After thinking of some of the comments there are a couple things that are pretty good bets. First, Android as a platform could easily pass the iPhone OS. Second, Apple probably doesn’t care. Now they care a little to be sure. You don’t get to be Steve Jobs or Tim Cook or Jonathan Ives without passionately caring about things. I’ve been in the room when Tim Cook was kicking butts over what was important for Apple so I’ve felt it first hand.

Worse, many will compare the ‘fall of the iPhone’ with the fall of the Mac to the Windows juggernaut. Probably not a bad comparison actually. Apple was fighting IBM (famous 1984 ad), while Microsoft was slowly eating their lunch and they didn’t get focused again until it was too late.

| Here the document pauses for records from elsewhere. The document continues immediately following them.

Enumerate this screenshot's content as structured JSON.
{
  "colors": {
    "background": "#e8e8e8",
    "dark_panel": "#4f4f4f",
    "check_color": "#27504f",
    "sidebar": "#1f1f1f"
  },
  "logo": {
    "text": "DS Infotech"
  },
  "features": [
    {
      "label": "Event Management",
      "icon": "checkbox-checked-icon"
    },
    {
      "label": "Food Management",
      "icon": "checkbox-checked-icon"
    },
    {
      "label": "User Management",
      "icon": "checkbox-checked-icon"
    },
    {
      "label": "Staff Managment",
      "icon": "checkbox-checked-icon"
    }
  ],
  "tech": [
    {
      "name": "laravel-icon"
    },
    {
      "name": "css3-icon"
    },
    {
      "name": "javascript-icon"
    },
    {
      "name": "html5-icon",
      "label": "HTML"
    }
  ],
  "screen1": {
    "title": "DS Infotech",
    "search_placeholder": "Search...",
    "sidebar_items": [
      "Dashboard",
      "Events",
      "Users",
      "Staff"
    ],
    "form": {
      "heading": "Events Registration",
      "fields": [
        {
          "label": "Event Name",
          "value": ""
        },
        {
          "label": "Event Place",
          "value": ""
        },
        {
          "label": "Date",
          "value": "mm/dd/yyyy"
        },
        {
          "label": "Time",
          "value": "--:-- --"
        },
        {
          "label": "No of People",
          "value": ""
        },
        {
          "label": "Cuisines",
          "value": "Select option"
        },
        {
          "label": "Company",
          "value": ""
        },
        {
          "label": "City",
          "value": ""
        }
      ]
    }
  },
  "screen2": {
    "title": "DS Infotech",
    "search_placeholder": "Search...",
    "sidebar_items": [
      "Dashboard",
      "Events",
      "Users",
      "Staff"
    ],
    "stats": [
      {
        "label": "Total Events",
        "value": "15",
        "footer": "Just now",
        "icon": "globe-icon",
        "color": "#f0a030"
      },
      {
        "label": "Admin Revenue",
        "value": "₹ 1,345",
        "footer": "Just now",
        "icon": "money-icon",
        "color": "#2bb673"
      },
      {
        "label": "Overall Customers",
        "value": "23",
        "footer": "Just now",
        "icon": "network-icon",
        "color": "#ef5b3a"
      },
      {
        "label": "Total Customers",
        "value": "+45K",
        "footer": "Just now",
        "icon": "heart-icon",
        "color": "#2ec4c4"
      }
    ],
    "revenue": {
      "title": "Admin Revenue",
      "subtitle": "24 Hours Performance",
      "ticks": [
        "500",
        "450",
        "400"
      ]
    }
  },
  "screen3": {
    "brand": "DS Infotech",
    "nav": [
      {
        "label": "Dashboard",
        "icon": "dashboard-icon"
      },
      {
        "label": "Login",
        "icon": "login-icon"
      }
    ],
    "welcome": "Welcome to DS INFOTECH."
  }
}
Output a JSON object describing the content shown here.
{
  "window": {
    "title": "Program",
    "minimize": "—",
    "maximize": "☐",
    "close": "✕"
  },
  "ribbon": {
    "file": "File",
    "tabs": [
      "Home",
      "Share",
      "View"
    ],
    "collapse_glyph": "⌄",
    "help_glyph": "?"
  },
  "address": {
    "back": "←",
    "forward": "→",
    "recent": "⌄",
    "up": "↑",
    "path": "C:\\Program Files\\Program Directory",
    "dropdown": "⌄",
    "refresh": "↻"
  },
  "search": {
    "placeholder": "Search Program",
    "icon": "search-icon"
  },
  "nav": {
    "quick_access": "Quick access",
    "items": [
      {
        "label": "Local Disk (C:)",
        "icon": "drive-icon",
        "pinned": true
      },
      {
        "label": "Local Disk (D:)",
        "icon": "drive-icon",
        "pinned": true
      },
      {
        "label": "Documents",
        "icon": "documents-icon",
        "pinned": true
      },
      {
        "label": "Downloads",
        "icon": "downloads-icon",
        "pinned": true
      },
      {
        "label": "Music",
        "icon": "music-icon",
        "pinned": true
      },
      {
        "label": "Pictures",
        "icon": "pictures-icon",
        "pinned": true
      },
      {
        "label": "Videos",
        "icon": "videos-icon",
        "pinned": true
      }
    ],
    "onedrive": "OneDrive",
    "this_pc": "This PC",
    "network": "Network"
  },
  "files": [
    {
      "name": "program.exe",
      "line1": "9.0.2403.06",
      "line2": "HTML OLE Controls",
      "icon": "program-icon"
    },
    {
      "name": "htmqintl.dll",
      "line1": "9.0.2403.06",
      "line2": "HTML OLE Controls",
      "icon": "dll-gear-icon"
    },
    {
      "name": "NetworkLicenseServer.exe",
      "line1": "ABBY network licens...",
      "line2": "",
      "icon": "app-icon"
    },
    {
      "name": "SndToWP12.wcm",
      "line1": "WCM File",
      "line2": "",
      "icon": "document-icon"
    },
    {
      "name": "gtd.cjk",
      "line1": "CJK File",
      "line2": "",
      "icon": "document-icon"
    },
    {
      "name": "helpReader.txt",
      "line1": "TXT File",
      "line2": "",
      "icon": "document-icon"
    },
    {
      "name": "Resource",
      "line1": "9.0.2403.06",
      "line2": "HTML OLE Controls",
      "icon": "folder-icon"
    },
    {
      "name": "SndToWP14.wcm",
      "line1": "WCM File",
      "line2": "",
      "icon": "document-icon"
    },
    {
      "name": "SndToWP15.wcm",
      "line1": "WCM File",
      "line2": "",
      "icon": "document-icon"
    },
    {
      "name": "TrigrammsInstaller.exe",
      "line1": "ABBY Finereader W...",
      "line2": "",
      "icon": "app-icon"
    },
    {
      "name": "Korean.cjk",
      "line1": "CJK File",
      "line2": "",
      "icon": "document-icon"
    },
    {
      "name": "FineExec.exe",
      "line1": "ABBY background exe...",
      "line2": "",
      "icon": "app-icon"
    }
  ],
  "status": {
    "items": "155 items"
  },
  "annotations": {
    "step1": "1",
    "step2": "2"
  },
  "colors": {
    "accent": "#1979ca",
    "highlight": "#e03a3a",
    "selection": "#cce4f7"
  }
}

But that is exactly why you can’t expect this time to be the same. Anyone think Steve Jobs forgot what that was like? Do you think anyone that has been with Apple for more than 6 or 8 years doesn’t remember what its like to be on the outside looking in?

Plus, I like Apple’s business model and I think there is no lack of focus. Their business model, like their products, is simple. They build something and sell it to you and make money at that.

Fundamentally Google doesn’t sell anything to the people that use their services. They sell those people to other companies. That is what an advertiser does and that is the business Google is in. They are the new century’s version of Mad Men.

And even if every critic is correct, Even if Apple business model collapses in the weight of a “free and open” onslaught, the next day – whoever is running Apple – is going to get the smartest people they can find and decide how they can make another awesome, magical, or revolutionary product.

In that way Apple has an advantage over Microsoft and Google; who have never really been beaten, and Yahoo and Palm; who have never really come back.

And if we are to speak logically, what better place to go than Mr Spock:

Captain Montgomery ‘Scotty’ Scott: …then we’re dead.
Captain Spock: I’ve been dead before.

Star Trek VI: The Undiscovered Country (1991) – Quotes from Spock: IMDB

Got my Gvoice invite this week. I use Vonage and Skype as my main voice tools so this will be an interesting contrast.

For those that have never used voice services that have web management Gvoice will be entirely new. For those that have .. Not so much.

What you should expect from IP voice services is call logs ( useful for contractors and those of us that bill by the hour), voicemail that is web excesssible, downloadable and provides email and SMS alerts. Multiple line and number support typically comes with the territory including things like call hunt.

Google voice has one interesting plus an one minus over other services. The ability to connect point to point via the web. This is not typically availible with other services. Create a call via the web interface ( including mobile) and it will call you ( including mobile) and then your other party. This completely bypasses outbound toll calls especially from your cell phone. This is a massive help as most voip services, like Skype, will not run over mobile data services. This includes 3g connections on my iPhone. That is a massive plus.

The minus is this is not really a phone service. Sorry, you heard that right. This is a call manager. You still really need a voice service; landline, mobile, or VOIP to terminate calls.

Next I’ll be looking at the group management and call screening.